We do not endorse the use of mineral spirits or solvents. Though they are quicker for the process; they are a known brush killer. Oil cleans oil, so safflower, rapeseed & linseed oils should work too.

A good tip is not to load the brush right down to the ferrule (hence why many oil painters choose the long flats, long filberts and egrets for the longer length of hair). You must make sure you clean the whole brush; not doing so will cause paint to collect at the base and in doing so will cause it to splay outwards.  Be sure to reshape the brush once you’ve cleaned it through and a great tip by Richard Schmid is to fold card over your flats and filberts and clip a peg on them to hold them in shape.
Truthfully there’s a million and one ways. Everyone has their own way of doing things but I’ve written more specifically about our Oil Brushes.

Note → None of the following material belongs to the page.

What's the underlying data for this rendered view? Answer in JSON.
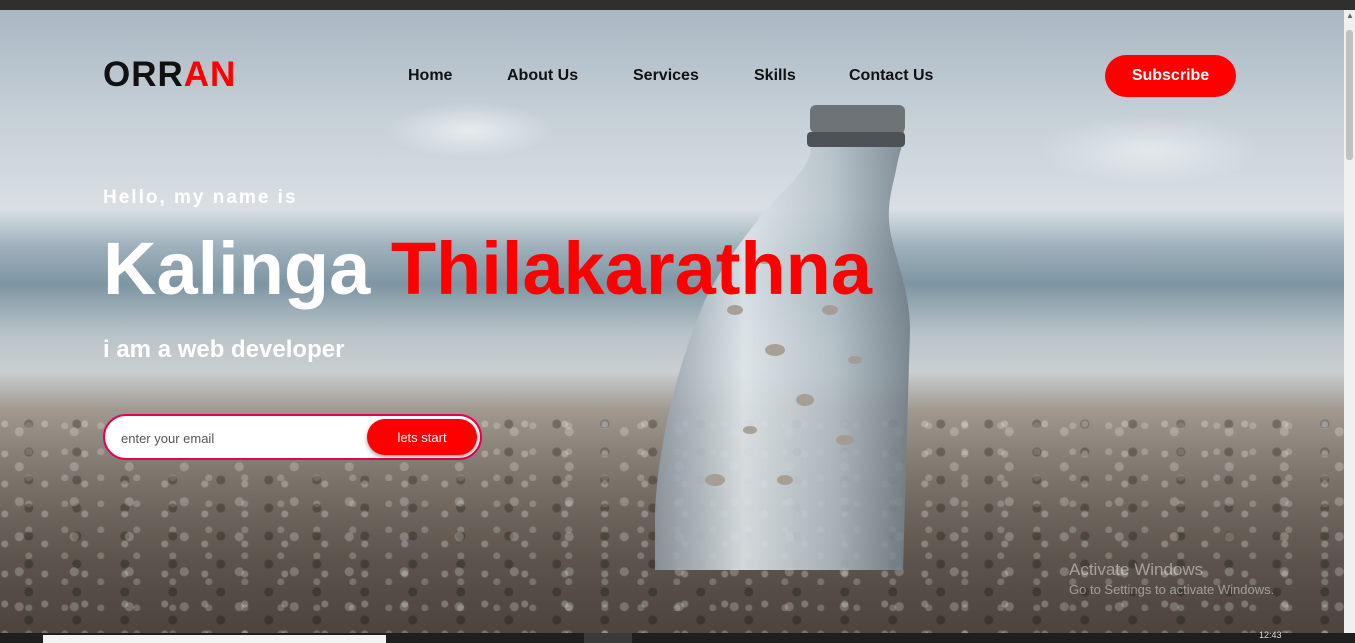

No matter what works for you, ensure that you reshape your brushes to the way they first looked when you bought them, before you let them dry. If you have round brushes with caps on them, we recommend to throw those away. The protective cap we use is for transport purposes only and unless you have brilliant eyesight and a steady hand, you’ll bend back the hairs each and every time you try to get the cap back on.
Always leave your brushes somewhere they can dry completely (do not store them in an air-tight container before they are dry). Invest in a wrap or brush case to carry your brushes.

We sell Brush Holders for a few pounds to store your brushes upright in your studio. They are easy to assemble and inexpensive (Search BH50 on our website). Alternatively, we sell beautiful bamboo brush rolls and handmade brush wraps (made inhouse) for carrying your brushes. Both of these allow your brushes to dry naturally and ensure no mould.
The colour of the hairs or fibres will change over time – this is normal and does not affect the performance of the brush. For any synthetic brushes loosing their shape you can hold them in boiling water for 30 seconds, this should help pull them back into shape.
Natural hair brushes can enjoy a treat of conditioner from time to time, soak them and leave them for 30 minutes – when you come back to them and rinse it out they should feel nice and soft again. Make sure the conditioner is fully washed out before using your brushes.

The best advice one can give is to ask! Ask your teacher and your art friends. If you find a way that works for you then stick with it. Just remember, your brushes are an investment and worth taking care of.